Instructions for the task.
Say how many lines in the material below hold the word "REALE", and say nothing else.

+++

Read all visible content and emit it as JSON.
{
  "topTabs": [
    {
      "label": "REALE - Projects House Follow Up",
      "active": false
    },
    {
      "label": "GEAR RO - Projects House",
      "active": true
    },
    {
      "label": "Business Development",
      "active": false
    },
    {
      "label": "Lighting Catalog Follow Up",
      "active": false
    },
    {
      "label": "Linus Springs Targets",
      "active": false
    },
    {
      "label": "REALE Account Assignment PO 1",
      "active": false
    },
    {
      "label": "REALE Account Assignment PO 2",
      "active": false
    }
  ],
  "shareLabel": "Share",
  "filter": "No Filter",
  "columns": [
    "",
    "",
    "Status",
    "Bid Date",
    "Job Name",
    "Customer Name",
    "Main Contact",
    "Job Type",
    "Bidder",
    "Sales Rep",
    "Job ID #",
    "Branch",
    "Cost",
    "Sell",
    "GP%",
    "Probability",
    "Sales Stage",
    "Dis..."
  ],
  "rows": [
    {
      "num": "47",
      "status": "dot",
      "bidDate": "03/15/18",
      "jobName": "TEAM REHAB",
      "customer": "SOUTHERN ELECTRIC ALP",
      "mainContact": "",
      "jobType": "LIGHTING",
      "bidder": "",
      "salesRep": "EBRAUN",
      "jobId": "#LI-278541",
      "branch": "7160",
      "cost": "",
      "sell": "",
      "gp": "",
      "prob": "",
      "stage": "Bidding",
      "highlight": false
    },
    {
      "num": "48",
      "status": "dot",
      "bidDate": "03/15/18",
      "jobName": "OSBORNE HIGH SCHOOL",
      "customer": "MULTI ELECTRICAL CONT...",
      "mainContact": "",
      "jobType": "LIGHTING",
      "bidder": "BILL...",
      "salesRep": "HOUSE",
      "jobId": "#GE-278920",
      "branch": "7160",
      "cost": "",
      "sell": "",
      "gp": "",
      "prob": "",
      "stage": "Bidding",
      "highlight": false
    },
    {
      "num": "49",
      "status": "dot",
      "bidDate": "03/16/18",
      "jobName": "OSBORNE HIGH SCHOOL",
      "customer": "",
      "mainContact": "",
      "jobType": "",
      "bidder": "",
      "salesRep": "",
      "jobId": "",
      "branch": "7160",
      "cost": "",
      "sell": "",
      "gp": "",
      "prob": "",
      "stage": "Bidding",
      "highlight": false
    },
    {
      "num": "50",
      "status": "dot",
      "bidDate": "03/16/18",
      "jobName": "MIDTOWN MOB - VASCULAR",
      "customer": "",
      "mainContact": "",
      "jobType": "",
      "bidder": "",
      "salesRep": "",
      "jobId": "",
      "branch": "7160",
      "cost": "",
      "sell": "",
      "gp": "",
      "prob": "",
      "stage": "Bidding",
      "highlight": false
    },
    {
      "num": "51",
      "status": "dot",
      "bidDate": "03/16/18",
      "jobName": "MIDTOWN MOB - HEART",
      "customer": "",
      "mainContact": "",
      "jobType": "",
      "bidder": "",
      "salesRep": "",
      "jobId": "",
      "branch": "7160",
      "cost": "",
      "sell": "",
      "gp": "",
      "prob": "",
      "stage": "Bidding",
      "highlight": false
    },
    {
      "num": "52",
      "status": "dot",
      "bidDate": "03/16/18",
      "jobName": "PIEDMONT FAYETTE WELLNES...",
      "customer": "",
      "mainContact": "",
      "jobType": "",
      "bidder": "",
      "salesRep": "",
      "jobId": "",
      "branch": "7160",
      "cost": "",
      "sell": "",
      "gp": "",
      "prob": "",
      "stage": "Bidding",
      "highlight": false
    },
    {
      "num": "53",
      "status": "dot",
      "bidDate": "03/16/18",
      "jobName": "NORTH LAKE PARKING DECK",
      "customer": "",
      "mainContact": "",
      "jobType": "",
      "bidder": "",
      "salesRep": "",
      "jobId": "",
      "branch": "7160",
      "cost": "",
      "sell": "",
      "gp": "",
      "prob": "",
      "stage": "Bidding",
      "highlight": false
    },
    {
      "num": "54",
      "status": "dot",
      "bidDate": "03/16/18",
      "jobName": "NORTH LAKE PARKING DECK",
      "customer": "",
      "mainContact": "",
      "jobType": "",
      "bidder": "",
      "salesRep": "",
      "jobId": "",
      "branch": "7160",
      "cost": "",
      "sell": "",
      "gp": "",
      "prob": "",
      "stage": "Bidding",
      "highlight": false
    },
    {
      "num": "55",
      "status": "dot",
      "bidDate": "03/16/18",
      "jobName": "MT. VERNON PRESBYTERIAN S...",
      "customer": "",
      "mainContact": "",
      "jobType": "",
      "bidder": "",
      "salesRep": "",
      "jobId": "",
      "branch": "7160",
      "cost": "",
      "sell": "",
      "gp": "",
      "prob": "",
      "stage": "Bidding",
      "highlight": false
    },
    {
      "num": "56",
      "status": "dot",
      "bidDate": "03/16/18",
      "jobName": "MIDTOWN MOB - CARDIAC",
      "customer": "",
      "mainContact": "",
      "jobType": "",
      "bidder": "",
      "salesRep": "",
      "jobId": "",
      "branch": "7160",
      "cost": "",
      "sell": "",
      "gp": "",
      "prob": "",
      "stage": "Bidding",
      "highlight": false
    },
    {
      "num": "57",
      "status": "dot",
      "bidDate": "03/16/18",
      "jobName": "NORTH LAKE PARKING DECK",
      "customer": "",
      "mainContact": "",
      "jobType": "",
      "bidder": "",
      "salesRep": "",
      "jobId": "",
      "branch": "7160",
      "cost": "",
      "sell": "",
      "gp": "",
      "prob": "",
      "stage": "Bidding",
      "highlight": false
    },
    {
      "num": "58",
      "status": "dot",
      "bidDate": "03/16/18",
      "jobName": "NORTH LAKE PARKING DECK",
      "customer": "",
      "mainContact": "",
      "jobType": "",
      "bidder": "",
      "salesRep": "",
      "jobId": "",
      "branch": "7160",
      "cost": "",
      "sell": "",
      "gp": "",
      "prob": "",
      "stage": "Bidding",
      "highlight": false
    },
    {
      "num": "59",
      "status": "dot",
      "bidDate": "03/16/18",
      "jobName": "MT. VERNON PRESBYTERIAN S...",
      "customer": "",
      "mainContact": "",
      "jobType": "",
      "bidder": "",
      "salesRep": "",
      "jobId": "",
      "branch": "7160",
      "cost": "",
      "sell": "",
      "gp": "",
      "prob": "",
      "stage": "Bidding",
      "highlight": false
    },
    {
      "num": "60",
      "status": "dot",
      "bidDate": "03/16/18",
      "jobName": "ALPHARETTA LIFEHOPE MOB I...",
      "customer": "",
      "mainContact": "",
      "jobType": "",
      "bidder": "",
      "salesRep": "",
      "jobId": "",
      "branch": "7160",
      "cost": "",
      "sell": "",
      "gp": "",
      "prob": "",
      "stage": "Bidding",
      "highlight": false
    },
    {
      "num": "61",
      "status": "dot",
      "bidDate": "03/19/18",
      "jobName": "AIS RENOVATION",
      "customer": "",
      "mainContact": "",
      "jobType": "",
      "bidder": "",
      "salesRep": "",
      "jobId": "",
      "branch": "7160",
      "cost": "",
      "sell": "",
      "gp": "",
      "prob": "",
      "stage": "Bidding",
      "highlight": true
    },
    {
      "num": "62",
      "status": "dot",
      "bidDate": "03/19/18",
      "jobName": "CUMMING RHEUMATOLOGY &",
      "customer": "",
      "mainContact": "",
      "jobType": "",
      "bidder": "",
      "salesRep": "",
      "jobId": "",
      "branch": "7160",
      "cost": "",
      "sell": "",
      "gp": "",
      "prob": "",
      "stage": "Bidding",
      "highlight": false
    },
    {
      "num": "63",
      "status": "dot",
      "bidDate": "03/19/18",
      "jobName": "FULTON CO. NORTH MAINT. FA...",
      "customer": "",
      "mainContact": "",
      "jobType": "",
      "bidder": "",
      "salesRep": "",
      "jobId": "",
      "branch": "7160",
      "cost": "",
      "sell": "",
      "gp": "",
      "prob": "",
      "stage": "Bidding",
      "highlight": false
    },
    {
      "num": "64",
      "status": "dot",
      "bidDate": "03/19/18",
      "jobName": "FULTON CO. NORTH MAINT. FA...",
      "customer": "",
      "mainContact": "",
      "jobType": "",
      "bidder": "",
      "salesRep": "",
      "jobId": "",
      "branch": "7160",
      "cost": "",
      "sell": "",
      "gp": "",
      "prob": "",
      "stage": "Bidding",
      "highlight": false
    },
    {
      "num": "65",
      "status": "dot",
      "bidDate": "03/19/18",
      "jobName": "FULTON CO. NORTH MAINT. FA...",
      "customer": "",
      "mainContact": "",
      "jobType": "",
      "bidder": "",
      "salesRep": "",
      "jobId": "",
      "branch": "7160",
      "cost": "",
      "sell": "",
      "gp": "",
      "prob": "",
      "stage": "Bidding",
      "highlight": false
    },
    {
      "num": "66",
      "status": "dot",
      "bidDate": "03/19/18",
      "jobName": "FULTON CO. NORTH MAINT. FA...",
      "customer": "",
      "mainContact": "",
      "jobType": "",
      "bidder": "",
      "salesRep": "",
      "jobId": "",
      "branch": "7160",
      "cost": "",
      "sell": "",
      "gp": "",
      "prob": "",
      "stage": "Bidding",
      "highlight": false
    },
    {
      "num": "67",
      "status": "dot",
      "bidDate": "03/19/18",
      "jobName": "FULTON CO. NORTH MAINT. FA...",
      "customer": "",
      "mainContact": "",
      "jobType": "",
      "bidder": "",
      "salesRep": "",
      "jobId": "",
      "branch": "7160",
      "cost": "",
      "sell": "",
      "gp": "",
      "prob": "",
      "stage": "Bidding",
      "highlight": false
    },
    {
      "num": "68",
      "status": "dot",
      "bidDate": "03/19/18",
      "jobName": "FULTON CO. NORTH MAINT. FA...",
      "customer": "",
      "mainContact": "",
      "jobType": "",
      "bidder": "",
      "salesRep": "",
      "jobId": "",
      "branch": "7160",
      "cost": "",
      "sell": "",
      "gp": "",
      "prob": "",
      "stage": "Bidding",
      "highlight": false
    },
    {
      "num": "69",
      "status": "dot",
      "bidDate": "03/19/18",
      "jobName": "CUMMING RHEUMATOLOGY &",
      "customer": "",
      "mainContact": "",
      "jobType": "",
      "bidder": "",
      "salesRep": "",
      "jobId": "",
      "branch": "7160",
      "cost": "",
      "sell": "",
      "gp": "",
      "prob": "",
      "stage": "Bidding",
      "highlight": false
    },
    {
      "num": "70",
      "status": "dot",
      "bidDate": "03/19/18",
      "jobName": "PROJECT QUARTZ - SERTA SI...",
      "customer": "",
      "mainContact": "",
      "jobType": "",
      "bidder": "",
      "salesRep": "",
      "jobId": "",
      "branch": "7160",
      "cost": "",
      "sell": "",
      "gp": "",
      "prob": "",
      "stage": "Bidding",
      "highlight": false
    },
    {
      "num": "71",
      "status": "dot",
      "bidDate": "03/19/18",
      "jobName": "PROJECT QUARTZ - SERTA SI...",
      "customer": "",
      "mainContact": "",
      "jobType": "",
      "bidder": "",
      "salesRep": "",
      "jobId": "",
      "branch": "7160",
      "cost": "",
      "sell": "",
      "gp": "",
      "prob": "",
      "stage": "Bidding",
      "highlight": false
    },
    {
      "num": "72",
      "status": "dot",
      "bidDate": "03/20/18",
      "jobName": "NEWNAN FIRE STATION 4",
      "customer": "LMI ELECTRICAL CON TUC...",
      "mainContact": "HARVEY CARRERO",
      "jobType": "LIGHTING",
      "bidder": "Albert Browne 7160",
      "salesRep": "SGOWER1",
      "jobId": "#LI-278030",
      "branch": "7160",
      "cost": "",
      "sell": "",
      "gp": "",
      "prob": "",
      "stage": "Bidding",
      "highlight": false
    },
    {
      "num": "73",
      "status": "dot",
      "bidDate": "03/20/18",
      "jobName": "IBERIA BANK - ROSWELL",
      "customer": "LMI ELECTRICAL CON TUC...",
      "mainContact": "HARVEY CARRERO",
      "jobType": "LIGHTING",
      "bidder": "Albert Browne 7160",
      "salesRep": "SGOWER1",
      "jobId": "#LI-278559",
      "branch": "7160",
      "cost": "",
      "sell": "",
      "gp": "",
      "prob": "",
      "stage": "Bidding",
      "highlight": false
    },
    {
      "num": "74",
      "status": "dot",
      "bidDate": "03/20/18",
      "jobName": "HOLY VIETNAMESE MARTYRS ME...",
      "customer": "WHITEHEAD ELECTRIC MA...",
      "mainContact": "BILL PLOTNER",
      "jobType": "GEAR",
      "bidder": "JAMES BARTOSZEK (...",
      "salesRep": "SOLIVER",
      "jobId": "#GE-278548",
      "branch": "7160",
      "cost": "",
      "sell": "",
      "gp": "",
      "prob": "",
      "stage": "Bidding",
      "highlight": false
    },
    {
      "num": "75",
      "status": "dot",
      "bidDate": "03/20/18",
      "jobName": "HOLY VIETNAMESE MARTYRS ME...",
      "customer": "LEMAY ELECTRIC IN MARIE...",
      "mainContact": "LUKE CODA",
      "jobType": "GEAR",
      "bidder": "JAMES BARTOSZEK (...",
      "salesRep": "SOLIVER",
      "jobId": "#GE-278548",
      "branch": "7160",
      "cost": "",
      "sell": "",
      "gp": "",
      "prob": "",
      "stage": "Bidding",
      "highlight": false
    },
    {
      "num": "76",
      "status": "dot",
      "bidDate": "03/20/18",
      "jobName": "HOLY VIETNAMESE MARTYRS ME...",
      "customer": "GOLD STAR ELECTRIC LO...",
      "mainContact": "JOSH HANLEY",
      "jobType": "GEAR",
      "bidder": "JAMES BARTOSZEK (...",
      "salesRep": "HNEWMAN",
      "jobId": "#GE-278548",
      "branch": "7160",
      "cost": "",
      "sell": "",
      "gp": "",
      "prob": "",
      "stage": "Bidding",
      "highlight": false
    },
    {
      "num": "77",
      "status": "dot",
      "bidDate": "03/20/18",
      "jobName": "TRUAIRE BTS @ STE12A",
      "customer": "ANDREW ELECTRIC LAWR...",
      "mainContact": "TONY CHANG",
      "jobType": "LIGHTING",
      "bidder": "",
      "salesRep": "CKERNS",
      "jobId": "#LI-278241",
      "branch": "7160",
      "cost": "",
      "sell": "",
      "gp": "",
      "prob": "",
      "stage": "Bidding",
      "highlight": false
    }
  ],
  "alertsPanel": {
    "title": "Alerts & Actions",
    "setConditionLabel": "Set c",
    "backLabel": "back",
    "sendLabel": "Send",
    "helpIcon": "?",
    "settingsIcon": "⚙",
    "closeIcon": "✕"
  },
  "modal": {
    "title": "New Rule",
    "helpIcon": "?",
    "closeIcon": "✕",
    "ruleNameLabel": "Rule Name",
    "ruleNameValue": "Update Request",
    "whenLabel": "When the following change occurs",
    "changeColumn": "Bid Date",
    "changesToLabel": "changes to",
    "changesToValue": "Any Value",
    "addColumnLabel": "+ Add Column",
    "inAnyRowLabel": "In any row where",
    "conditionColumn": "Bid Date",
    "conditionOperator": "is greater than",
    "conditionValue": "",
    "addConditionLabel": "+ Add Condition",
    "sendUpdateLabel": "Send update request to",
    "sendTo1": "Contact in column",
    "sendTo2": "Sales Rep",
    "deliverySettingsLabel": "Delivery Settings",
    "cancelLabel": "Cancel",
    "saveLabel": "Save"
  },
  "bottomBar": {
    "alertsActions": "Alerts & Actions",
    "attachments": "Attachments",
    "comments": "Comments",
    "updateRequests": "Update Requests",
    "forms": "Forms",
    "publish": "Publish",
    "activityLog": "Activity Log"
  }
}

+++

Written response.
3